**EXERCISE INSTRUCTIONS**: Comb through the entries for "title" and pull out each line that holds it.

**SUPPLIED INFORMATION**:

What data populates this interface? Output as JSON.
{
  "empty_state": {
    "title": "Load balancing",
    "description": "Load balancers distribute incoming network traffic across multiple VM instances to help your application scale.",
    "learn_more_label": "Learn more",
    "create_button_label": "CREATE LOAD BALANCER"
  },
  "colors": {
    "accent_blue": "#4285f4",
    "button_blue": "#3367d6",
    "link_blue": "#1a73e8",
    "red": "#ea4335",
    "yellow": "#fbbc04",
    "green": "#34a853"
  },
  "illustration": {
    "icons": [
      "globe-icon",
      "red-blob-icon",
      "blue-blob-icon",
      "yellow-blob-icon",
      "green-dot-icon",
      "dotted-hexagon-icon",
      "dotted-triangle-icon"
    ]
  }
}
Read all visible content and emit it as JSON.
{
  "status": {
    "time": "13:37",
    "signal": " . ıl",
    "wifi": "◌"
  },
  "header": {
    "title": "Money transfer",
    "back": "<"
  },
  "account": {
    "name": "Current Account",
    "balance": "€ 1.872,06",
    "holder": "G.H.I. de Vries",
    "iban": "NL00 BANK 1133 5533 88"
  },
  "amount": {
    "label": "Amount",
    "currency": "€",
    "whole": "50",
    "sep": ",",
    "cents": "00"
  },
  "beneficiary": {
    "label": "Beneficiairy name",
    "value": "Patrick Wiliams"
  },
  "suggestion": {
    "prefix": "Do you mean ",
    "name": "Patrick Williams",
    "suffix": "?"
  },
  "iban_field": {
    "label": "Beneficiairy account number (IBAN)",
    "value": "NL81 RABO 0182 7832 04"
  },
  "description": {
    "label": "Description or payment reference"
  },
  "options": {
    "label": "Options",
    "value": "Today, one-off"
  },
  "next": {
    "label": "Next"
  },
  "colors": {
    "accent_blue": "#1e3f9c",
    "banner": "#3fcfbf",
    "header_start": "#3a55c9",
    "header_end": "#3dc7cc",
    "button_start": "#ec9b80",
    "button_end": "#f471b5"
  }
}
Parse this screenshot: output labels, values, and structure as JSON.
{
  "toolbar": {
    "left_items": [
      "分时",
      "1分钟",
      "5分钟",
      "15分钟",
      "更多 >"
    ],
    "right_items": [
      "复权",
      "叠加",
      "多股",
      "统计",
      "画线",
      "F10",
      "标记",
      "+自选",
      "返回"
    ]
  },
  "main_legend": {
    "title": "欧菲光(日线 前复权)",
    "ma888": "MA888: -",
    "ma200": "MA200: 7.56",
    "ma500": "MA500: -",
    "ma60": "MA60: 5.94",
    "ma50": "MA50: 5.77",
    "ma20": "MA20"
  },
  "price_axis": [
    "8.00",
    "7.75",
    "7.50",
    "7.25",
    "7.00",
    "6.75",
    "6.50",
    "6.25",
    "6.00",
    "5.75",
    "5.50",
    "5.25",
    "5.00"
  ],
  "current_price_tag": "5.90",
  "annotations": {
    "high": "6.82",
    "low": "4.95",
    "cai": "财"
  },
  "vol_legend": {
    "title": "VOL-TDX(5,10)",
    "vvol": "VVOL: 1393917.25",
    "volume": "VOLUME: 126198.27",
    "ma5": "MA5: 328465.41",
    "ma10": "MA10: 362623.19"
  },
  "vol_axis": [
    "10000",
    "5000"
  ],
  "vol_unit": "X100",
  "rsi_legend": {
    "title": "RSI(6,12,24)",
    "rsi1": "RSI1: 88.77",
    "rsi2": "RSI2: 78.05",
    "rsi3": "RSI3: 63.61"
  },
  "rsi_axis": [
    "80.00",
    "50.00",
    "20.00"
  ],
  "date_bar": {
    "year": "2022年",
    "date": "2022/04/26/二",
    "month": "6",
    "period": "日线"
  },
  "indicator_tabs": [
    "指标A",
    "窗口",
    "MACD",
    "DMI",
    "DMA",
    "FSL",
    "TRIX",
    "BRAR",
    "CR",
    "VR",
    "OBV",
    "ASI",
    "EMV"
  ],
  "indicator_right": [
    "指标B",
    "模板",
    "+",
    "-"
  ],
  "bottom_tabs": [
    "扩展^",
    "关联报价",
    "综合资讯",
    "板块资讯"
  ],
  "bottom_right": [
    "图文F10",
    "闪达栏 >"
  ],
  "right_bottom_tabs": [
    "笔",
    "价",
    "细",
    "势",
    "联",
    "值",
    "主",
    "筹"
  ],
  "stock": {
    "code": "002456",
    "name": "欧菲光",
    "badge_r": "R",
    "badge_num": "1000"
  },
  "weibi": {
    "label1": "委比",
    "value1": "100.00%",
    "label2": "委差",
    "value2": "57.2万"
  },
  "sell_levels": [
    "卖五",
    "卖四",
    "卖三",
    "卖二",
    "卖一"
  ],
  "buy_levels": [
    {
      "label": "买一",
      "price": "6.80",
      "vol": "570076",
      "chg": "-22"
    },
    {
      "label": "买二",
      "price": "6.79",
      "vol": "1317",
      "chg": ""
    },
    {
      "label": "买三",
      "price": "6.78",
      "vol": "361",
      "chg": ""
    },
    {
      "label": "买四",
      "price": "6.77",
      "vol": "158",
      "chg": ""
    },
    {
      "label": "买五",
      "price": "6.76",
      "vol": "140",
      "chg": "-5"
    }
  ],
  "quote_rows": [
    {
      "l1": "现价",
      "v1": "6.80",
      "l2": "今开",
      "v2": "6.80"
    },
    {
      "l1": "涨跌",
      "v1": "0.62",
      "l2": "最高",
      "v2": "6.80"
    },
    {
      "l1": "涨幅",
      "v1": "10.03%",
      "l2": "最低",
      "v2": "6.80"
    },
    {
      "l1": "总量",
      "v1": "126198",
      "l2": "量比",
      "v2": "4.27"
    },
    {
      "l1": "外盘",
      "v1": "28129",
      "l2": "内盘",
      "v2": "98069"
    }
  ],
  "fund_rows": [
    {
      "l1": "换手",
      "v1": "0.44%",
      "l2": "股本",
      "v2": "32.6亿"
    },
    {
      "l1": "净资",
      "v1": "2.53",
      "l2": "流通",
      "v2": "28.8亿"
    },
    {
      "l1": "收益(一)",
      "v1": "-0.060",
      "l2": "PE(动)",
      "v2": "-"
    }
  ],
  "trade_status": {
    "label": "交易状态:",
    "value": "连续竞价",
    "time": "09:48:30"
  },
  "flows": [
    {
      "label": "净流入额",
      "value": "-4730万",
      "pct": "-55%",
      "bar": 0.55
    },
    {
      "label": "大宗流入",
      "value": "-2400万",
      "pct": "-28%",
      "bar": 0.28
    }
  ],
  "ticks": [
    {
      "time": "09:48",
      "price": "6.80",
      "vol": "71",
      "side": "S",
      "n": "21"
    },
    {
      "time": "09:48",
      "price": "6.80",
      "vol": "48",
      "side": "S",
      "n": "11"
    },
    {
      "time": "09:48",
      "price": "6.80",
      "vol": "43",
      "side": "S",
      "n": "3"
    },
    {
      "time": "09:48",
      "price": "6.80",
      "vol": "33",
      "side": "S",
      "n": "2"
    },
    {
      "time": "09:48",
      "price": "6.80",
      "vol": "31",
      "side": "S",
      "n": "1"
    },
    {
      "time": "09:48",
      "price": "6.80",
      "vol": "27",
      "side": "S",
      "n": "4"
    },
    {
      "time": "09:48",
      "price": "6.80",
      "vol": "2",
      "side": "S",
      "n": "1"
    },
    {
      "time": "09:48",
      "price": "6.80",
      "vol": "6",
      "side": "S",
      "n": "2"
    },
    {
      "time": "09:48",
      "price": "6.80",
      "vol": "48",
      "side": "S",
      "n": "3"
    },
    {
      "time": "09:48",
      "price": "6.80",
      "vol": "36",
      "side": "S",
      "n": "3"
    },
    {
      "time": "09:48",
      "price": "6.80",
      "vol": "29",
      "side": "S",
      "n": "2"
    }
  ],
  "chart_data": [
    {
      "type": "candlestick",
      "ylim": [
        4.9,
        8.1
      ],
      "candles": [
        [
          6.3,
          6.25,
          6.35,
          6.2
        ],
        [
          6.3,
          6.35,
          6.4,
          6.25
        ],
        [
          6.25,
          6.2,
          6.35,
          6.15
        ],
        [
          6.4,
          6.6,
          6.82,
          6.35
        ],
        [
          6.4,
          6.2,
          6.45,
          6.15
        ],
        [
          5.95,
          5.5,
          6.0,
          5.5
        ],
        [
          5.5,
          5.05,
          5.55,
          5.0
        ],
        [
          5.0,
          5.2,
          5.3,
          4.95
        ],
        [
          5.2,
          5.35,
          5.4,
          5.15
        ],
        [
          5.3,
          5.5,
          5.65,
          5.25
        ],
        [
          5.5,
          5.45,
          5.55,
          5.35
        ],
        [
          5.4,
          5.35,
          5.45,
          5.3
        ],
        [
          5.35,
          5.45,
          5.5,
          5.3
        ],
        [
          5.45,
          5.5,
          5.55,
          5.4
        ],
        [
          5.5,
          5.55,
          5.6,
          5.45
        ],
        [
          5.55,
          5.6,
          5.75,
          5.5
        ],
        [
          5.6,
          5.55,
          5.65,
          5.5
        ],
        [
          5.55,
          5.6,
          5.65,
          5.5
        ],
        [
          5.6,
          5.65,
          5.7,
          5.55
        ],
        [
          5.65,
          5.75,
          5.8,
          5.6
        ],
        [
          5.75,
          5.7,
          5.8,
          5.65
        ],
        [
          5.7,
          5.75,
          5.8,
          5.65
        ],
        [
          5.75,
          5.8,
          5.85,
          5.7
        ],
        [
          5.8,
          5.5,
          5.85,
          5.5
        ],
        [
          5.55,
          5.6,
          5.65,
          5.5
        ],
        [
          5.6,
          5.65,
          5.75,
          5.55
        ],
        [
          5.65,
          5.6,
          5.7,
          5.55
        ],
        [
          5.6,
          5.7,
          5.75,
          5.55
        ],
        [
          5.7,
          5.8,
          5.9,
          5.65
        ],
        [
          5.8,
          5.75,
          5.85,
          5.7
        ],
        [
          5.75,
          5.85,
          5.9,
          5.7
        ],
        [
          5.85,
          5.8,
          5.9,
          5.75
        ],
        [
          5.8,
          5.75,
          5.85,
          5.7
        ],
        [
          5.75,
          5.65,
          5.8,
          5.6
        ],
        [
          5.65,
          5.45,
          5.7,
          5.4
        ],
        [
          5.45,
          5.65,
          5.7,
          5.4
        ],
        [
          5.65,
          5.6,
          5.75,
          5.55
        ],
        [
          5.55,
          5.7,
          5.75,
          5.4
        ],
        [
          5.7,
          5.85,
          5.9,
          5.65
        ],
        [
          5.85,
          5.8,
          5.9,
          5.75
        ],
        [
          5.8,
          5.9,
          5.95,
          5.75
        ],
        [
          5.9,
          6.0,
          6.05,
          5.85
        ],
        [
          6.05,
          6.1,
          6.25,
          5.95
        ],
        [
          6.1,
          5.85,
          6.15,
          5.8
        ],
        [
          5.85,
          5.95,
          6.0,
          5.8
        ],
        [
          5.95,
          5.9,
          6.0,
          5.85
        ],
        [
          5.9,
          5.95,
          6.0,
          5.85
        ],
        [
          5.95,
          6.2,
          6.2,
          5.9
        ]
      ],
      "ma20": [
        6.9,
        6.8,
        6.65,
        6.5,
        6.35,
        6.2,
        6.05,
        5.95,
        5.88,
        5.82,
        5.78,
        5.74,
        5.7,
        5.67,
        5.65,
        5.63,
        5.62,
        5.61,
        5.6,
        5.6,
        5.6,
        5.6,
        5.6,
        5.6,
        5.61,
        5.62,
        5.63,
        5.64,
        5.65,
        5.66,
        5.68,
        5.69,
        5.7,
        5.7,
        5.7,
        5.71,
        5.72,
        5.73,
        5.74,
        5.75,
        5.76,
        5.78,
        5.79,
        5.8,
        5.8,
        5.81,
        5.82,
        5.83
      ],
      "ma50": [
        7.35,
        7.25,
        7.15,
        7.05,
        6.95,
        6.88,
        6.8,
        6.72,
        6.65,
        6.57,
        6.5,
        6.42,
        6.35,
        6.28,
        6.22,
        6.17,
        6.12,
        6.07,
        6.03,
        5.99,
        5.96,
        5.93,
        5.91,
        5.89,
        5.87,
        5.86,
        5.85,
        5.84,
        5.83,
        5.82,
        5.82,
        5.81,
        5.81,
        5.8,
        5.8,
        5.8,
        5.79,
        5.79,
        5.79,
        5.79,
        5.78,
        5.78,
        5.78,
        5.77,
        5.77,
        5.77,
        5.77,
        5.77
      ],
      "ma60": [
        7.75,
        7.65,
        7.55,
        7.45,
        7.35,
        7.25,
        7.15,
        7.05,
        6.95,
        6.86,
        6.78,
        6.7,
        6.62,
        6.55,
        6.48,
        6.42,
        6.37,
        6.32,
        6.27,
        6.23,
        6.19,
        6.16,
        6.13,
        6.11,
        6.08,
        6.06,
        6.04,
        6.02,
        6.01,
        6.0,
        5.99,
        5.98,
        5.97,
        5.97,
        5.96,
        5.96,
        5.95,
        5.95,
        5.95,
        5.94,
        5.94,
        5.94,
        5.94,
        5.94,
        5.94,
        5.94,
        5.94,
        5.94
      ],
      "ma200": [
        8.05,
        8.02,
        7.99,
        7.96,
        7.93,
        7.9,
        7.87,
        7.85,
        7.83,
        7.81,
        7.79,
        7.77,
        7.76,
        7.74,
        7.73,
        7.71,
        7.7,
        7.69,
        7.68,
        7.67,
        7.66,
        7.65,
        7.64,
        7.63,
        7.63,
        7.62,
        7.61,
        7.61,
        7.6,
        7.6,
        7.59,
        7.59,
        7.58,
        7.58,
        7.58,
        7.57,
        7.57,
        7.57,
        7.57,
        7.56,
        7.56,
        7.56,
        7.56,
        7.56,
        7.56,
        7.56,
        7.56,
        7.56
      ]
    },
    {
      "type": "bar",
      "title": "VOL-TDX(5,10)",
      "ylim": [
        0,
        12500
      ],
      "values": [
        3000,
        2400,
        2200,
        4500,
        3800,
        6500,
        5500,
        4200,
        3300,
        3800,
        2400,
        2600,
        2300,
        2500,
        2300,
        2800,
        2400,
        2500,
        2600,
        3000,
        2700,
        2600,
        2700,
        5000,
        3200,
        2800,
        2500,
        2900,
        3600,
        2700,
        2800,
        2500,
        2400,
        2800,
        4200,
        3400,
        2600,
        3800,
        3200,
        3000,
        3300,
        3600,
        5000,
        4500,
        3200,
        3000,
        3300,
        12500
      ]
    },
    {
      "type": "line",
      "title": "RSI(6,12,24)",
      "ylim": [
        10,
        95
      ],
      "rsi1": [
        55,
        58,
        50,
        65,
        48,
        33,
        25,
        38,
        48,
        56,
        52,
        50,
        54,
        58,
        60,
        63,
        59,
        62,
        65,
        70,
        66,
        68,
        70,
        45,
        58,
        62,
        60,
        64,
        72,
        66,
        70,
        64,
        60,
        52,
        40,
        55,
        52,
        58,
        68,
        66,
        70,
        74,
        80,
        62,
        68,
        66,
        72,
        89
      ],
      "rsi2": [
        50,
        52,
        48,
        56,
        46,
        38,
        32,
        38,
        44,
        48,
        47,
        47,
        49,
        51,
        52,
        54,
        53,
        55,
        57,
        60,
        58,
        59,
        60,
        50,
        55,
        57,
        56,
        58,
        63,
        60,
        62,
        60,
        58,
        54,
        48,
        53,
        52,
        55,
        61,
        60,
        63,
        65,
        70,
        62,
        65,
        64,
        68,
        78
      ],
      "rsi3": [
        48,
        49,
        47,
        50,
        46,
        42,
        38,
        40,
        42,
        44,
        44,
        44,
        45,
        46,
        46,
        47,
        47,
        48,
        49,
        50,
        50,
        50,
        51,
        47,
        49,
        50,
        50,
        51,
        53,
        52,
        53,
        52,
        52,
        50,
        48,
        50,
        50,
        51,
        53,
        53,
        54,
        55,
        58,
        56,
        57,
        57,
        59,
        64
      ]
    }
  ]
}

**EXERCISE RESULT**:
    "title": "Load balancing",
    "title": "Money transfer",
    "title": "欧菲光(日线 前复权)",
    "title": "VOL-TDX(5,10)",
    "title": "RSI(6,12,24)",
      "title": "VOL-TDX(5,10)",
      "title": "RSI(6,12,24)",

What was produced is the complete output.